Now let’s get downright dirty... The cover of Global Excellence promises a piece (hardly worth reading) in which Nollywood “screen stars” talk about the kind of man they’d like to marry. One of the ‘marrying kind’ it appears, is Cossy Orjiakor, a poor man’s Pamela Anderson who shamelessly paraded her massive jugglers of breasts in Nollywood flicks before the industry and the public tired of her. And with the picture on the cover of the mag, it’s no wonder. To think the woman actually walked around Lagos dressed like this! The image is reproduced here. Take a look at her orange-nippled breasts straining against that cheap white netting and hurl.

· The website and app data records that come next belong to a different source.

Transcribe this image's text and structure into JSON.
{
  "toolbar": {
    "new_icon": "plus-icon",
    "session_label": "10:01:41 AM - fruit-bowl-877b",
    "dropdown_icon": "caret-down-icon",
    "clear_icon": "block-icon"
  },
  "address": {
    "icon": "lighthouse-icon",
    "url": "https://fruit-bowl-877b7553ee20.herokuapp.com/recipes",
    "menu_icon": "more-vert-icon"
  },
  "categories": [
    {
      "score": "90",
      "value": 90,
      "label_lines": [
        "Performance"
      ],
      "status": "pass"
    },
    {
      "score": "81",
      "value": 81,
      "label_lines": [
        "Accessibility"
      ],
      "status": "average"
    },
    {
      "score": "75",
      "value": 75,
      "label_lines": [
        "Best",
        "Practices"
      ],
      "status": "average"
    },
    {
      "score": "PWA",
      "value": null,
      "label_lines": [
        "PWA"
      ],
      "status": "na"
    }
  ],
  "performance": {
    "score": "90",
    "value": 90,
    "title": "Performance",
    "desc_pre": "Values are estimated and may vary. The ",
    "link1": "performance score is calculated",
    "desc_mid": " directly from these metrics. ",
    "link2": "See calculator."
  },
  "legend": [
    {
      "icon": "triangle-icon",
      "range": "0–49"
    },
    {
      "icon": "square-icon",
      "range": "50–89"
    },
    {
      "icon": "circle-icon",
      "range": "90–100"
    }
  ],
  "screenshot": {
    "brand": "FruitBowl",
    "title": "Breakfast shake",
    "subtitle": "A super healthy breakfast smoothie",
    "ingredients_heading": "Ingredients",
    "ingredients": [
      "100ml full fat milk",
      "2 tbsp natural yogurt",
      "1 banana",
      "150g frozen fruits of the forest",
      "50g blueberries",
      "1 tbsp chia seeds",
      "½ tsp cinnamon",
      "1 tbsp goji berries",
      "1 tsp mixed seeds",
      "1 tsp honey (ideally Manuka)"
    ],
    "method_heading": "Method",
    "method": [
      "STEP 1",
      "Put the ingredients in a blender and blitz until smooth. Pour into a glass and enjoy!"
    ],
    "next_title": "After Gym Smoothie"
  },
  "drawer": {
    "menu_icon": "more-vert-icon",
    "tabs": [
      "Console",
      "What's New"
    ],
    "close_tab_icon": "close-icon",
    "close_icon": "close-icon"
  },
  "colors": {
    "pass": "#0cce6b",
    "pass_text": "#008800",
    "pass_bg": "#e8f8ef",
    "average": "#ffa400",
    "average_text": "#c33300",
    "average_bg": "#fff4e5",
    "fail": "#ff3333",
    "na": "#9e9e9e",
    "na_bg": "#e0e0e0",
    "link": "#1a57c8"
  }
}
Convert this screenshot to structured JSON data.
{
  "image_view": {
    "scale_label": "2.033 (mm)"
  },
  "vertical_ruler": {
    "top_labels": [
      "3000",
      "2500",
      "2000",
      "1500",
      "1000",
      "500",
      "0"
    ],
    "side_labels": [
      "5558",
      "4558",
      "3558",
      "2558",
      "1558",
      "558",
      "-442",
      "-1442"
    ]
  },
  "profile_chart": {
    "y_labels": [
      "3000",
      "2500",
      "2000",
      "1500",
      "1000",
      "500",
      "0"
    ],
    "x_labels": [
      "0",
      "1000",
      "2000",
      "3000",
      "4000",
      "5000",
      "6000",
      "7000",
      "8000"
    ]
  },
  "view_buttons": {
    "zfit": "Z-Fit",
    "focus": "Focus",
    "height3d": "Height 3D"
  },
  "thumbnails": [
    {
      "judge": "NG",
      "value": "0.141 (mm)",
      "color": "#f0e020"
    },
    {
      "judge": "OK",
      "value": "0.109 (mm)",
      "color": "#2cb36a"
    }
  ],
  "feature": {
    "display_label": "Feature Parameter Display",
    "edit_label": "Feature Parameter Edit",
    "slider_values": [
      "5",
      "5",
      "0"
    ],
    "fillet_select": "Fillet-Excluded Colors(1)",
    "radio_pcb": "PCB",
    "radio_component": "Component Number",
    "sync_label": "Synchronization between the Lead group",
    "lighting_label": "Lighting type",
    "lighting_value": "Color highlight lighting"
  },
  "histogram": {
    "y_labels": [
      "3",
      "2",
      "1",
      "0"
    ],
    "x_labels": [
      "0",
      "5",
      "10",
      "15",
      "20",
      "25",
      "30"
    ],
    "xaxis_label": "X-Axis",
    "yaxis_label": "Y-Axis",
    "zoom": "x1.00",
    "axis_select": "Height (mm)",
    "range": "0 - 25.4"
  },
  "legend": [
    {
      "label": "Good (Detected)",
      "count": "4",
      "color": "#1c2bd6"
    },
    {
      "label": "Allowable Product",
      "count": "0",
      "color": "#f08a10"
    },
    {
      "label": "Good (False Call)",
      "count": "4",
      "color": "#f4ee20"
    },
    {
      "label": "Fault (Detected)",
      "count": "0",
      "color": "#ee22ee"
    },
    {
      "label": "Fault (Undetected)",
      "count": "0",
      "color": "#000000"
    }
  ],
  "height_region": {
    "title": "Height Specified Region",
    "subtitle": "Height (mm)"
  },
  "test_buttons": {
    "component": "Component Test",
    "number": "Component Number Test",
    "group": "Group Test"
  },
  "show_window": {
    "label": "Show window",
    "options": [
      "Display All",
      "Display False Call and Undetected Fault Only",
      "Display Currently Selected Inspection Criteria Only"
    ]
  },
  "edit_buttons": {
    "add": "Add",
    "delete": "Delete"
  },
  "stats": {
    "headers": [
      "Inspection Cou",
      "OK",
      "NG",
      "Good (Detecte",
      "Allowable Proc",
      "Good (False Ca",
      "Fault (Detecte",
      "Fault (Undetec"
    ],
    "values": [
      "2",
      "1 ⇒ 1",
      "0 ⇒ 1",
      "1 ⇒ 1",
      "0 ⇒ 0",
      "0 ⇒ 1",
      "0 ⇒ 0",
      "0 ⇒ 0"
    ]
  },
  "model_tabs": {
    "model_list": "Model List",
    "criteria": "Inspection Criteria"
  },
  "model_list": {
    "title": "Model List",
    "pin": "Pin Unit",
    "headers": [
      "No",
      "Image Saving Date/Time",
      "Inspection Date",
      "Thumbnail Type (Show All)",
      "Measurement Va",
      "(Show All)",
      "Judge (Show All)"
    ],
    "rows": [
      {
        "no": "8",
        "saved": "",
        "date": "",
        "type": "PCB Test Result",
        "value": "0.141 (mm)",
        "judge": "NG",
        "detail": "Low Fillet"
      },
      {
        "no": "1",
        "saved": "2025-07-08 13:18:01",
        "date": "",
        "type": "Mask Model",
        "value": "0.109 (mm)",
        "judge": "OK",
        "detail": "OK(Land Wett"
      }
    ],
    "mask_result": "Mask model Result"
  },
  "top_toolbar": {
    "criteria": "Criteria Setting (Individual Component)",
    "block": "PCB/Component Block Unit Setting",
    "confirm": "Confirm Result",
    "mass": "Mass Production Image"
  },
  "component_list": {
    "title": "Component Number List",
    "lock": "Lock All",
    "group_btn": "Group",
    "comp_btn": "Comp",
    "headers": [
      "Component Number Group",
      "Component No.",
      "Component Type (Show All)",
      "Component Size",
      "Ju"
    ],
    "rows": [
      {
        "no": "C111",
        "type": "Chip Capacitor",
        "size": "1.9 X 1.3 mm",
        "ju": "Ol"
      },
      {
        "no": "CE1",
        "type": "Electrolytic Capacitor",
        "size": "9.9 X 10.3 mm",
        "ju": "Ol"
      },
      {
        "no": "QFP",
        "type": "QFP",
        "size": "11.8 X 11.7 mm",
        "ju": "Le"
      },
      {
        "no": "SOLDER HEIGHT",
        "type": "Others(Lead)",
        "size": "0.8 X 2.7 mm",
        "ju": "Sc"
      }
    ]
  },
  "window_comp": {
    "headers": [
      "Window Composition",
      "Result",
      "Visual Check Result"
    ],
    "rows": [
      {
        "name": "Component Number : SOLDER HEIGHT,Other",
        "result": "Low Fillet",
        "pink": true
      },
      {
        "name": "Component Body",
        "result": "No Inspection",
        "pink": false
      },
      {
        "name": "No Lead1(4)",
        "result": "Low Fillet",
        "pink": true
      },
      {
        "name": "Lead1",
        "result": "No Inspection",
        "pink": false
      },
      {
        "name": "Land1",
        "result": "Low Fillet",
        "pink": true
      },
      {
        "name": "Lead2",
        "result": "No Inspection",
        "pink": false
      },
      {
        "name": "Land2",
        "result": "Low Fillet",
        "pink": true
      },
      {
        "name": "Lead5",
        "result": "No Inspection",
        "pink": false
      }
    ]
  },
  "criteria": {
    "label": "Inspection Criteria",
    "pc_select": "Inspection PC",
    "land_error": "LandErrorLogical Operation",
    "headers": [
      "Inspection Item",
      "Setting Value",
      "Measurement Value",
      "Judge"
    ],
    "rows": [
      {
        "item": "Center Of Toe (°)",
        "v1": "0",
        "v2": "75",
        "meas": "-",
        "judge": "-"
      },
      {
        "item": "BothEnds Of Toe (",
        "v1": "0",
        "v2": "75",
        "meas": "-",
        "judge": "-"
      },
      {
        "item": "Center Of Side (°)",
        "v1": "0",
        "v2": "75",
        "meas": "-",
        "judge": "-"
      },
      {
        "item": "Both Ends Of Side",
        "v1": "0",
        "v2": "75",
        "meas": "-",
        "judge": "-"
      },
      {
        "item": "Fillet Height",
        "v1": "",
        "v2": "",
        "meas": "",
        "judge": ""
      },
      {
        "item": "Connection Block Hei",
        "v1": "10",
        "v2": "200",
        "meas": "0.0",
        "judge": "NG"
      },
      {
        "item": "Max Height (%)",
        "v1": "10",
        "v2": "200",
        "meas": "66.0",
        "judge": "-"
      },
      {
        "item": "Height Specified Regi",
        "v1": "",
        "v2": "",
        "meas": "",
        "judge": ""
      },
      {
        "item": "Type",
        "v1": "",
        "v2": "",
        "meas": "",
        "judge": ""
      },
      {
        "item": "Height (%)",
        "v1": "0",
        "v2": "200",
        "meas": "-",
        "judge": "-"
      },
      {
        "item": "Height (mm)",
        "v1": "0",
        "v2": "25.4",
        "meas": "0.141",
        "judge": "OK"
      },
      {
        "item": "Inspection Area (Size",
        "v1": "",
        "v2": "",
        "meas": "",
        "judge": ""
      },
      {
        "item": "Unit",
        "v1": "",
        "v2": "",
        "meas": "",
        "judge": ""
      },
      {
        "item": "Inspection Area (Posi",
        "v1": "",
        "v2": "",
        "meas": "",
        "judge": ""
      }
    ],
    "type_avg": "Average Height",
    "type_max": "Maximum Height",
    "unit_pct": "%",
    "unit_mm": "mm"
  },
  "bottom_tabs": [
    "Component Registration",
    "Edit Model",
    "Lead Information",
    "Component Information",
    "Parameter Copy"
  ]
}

But it is the advert for a “Sugar Mummy” published in Global Excellence that really takes the cake. Please note that the ad came with the rough rectangle drawn around “a nice dick”. Some talk about their great personalities and some shout about their nice... whaaat?!

The Super-Mamas who want to hire this guy must not only be HIV free, they are politely asked not to 'flash'. Which reminds me that ‘flashing’ means different things in the UK and Nigeria. In Naija, flashing is ringing someone so they can see your number then you cut the line; this tells the receiver that you want them to use their own credit to call you back. In the UK, ‘flashing’ is a lot more sinister or saucier, depending where you stand. It means exposing your sexual bits to someone, usually a stranger, in public. Come to think of it, this advertiser wouldn’t mind the Sugar Mummies ‘flashing’ in the UK sense...

As for the ad, it has to be seen to be believed (or maybe I’m shocked by this only because I don’t live in weird and wonderful Naija) and so I’ve reproduced it here. Of course I’ve blacked out his mobile number and email address. I’m not trying to get the loser any clients.

His name is Nero. Nero of the “nice dick” - and what do you suppose he fiddles with?


4 comments:

LadyLuck said...

LOL! Nothing beats Naija soft sells...lmao @ the suger mummy ad... hilarious!

Salome said...

My God, I'm splitting my sides with laughter. The Nero bit is a killer!

Anonymous said...

Come on MW!! You must post articles more often!! Its monday oct 8 and i'm actually quite annoyed that there is nothing new to print and read to while away 2 hours of waiting during school run. Molara, Why, now? (please read that in your most nasal, whiny, beggy Naija intonation). Tired of praising you and your blog..love the new reads, love the insider views of the litterati you provide- but go on gel, lets 'ave it a bit more offen, can we? Much love

Wordsbody said...

Anonymous,

Thanks for the prompt, because the moment I read it I buckled up to 'do the right thing'!

MW